Would you reproduce the data below exactly, please, leaving out its images?
Dataset Start Marker
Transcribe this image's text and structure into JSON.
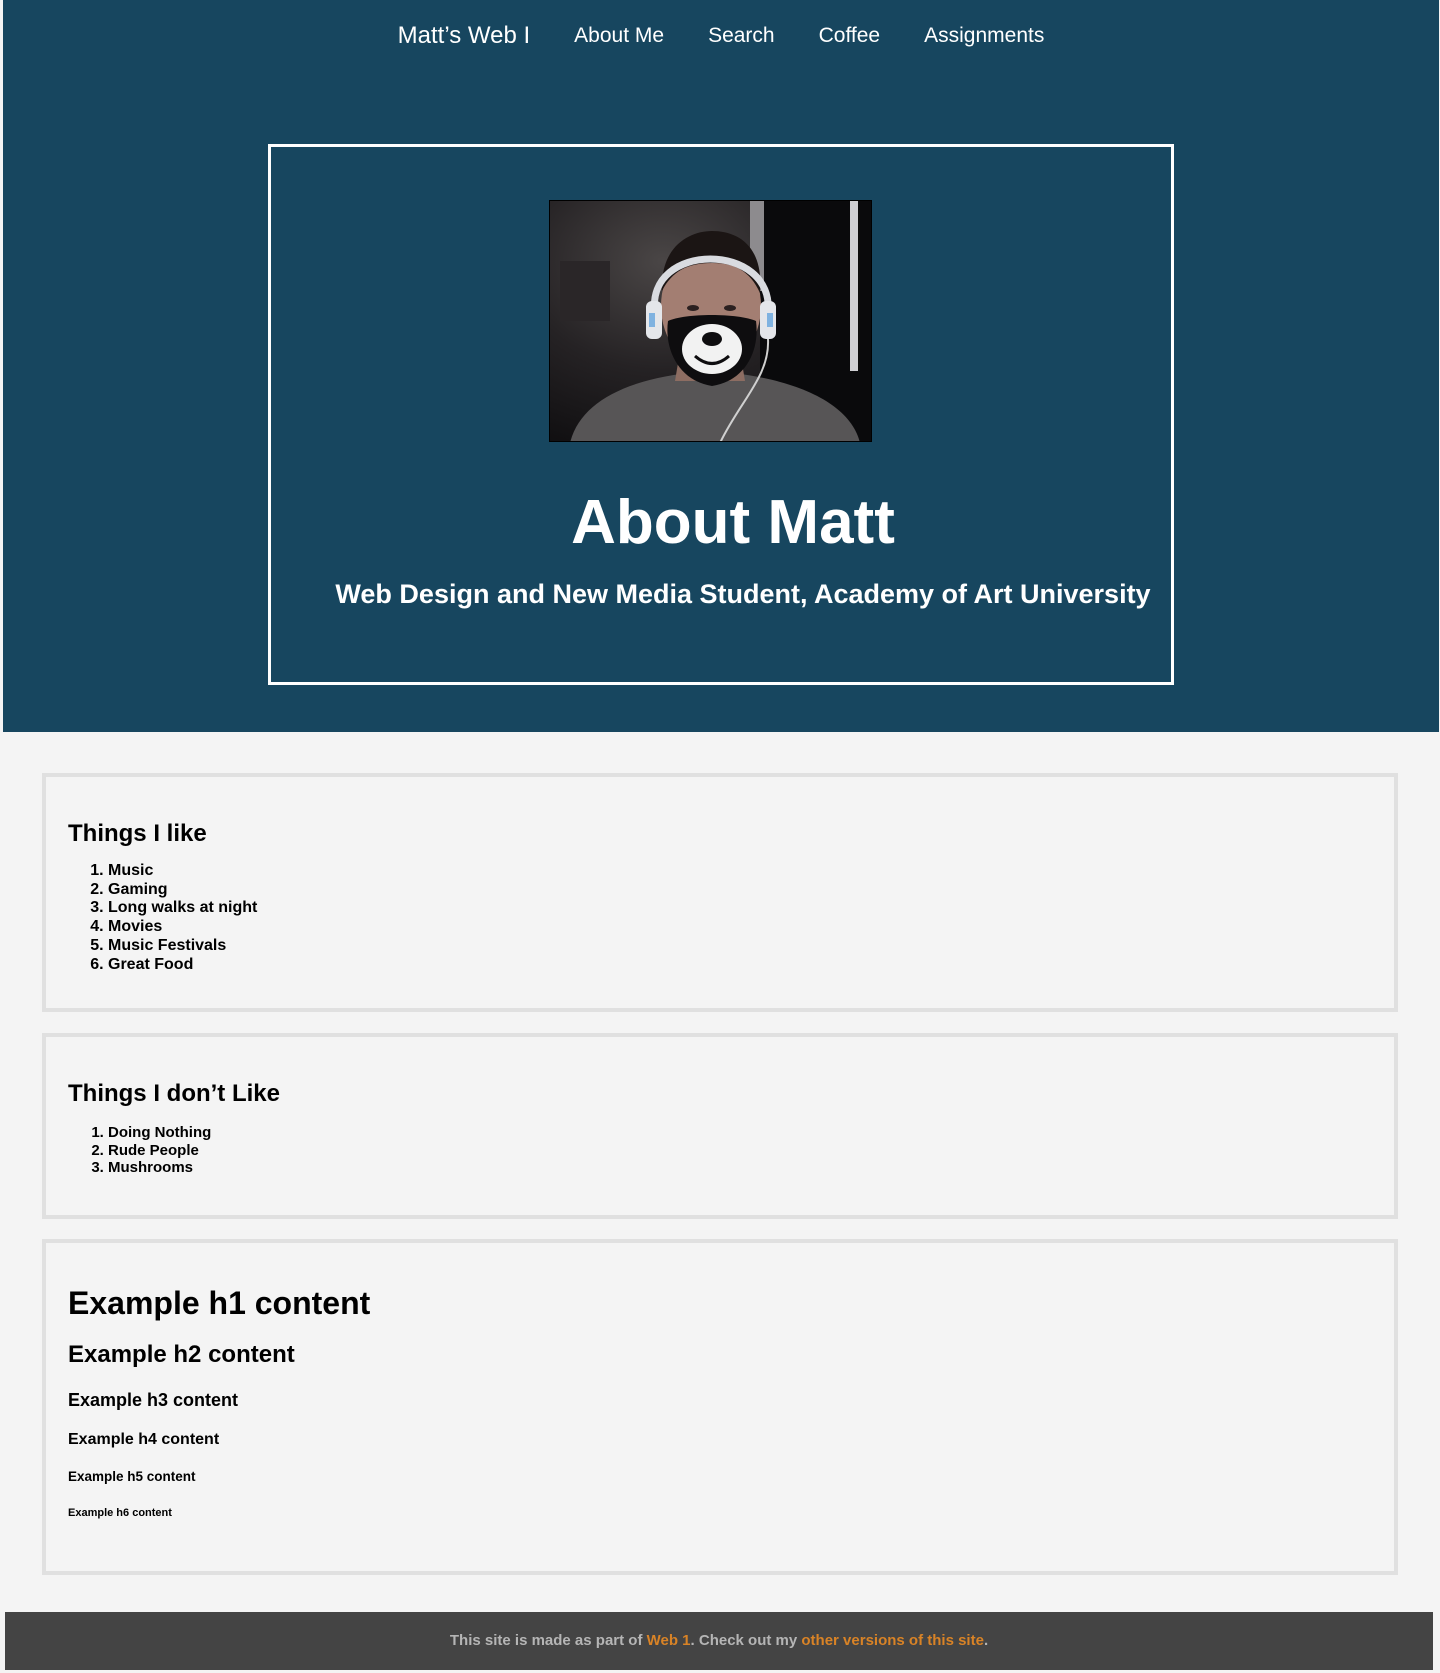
{
  "nav": {
    "brand": "Matt’s Web I",
    "links": [
      "About Me",
      "Search",
      "Coffee",
      "Assignments"
    ]
  },
  "hero": {
    "title": "About Matt",
    "subtitle": "Web Design and New Media Student, Academy of Art University"
  },
  "likes": {
    "heading": "Things I like",
    "items": [
      "Music",
      "Gaming",
      "Long walks at night",
      "Movies",
      "Music Festivals",
      "Great Food"
    ]
  },
  "dislikes": {
    "heading": "Things I don’t Like",
    "items": [
      "Doing Nothing",
      "Rude People",
      "Mushrooms"
    ]
  },
  "headings_demo": {
    "h1": "Example h1 content",
    "h2": "Example h2 content",
    "h3": "Example h3 content",
    "h4": "Example h4 content",
    "h5": "Example h5 content",
    "h6": "Example h6 content"
  },
  "footer": {
    "text_before": "This site is made as part of ",
    "link1": "Web 1",
    "text_middle": ". Check out my ",
    "link2": "other versions of this site",
    "text_after": "."
  },
  "colors": {
    "hero_bg": "#17465f",
    "page_bg": "#f4f4f4",
    "card_border": "#e0e0e0",
    "footer_bg": "#444444",
    "footer_text": "#b5b5b5",
    "footer_link": "#d98326"
  }
}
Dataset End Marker
--- Answer for this exercise ---
Transcribe this image's text and structure into JSON.
{
  "nav": {
    "brand": "Matt’s Web I",
    "links": [
      "About Me",
      "Search",
      "Coffee",
      "Assignments"
    ]
  },
  "hero": {
    "title": "About Matt",
    "subtitle": "Web Design and New Media Student, Academy of Art University"
  },
  "likes": {
    "heading": "Things I like",
    "items": [
      "Music",
      "Gaming",
      "Long walks at night",
      "Movies",
      "Music Festivals",
      "Great Food"
    ]
  },
  "dislikes": {
    "heading": "Things I don’t Like",
    "items": [
      "Doing Nothing",
      "Rude People",
      "Mushrooms"
    ]
  },
  "headings_demo": {
    "h1": "Example h1 content",
    "h2": "Example h2 content",
    "h3": "Example h3 content",
    "h4": "Example h4 content",
    "h5": "Example h5 content",
    "h6": "Example h6 content"
  },
  "footer": {
    "text_before": "This site is made as part of ",
    "link1": "Web 1",
    "text_middle": ". Check out my ",
    "link2": "other versions of this site",
    "text_after": "."
  },
  "colors": {
    "hero_bg": "#17465f",
    "page_bg": "#f4f4f4",
    "card_border": "#e0e0e0",
    "footer_bg": "#444444",
    "footer_text": "#b5b5b5",
    "footer_link": "#d98326"
  }
}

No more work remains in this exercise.